It is a pleasure to serve under you as Chair, Mr Pritchard. I congratulate my hon. Friend Olivia Blake on securing this important debate. Before moving on with my remarks, I will be the first to take up the offer of Mr Goodwill to come and visit his moorland to compare and contrast the differences required in managing that with what is perhaps required in my part of the world, and he has already touched on some of those elements.
Nearly a quarter of England’s blanket bog habitat is located in Yorkshire—I am pleased to see the region well represented in the debate—with about 50% of the country’s peatlands in the Pennines. Its wellbeing is, therefore, crucial for us in Calderdale on a number of fronts. If we manage our moorland and peat bogs responsibly, as we have already heard, they lock in water, which protects us from flooding, and carbon, which helps us to mitigate the extreme weather that presents such a challenge to us in a steep-sided valley. Kept wet, they will also protect us from the damaging wildfires that we have already discussed.
We have suffered devastating floods twice in the last five years—first, in December 2015 and again in February this year. In addition, there have been several significant wildfires in the same period, so the integrity of the moorland in the upper catchment is essential if we are to manage the different risks.
We have had an ongoing challenge with burning, largely undertaken by those involved in the grouse shooting industry to engineer grouse breeding habitats. I am pleased that in July, Calderdale Council supported a ban on burning in an attempt to restore the peatlands, alleviate the pressures on our fire service, enhance biodiversity and contribute to the package of measures that we need to have in place to mitigate flood risk.
It is frustrating, however, that although the potential for carbon storage is enormous, the Committee on Climate Change has estimated that 350,000 tonnes of carbon dioxide are emitted each year from upland peat in England, the majority of which is due to burning on grouse moors. I welcome its recommendation that legislation to address that should be forthcoming before the end of the year.
Last year, I visited one such moorland restoration project above Dove Stone reservoir with the RSPB, which is restoring and cultivating nature’s great super sponge, sphagnum moss, and aiding natural flood management alongside the work on leaky dams and gullies. Like the RSPB, I am really keen to know when we might see the publication of the England peat strategy, as part of the delivery of the 25-year environment plan.

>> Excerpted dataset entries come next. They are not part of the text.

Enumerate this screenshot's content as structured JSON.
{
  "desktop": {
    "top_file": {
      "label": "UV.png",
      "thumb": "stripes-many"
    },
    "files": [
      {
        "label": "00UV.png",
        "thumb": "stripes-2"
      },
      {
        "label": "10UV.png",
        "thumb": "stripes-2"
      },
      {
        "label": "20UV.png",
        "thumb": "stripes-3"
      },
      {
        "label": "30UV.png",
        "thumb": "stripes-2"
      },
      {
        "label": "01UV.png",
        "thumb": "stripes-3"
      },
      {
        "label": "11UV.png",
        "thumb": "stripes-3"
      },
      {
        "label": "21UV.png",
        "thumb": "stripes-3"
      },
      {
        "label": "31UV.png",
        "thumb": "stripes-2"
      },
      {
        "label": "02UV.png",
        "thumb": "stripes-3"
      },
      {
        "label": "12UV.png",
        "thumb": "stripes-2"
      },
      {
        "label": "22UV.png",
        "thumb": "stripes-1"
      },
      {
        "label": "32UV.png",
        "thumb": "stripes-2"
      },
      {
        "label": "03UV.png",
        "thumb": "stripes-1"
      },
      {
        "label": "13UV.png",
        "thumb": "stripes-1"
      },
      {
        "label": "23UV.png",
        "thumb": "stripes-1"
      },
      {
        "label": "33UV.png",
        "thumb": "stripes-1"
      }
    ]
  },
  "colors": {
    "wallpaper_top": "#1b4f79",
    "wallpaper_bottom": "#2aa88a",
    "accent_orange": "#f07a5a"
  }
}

The Minister will be aware that where water run-off is increased and hastened due to burning, it washes peat into our reservoirs, which has to be cleaned out of the water supply. On a related point, I will take the opportunity to remind to the Minister that I have tabled an amendment to the Environment Bill—it is up for debate in Committee next week, if I am not mistaken—that would require the Secretary of State to make regulations to grant the Environment Agency additional powers to require water companies and other connected agencies to manage reservoirs to mitigate flood risk. I will write to the Minister on that point ahead of the Committee discussion next week.
I finish with a final plea to the Minister. Moorland restoration was one of several issues that we were hoping to discuss at the promised Yorkshire floods summit. Inevitably, given coronavirus, the summit was delayed. The Minister did seem genuinely taken aback to hear that West Yorkshire and North Yorkshire were surprised that it was a South Yorkshire-only summit that took place recently. I have the letter from the Secretary of State sent to me on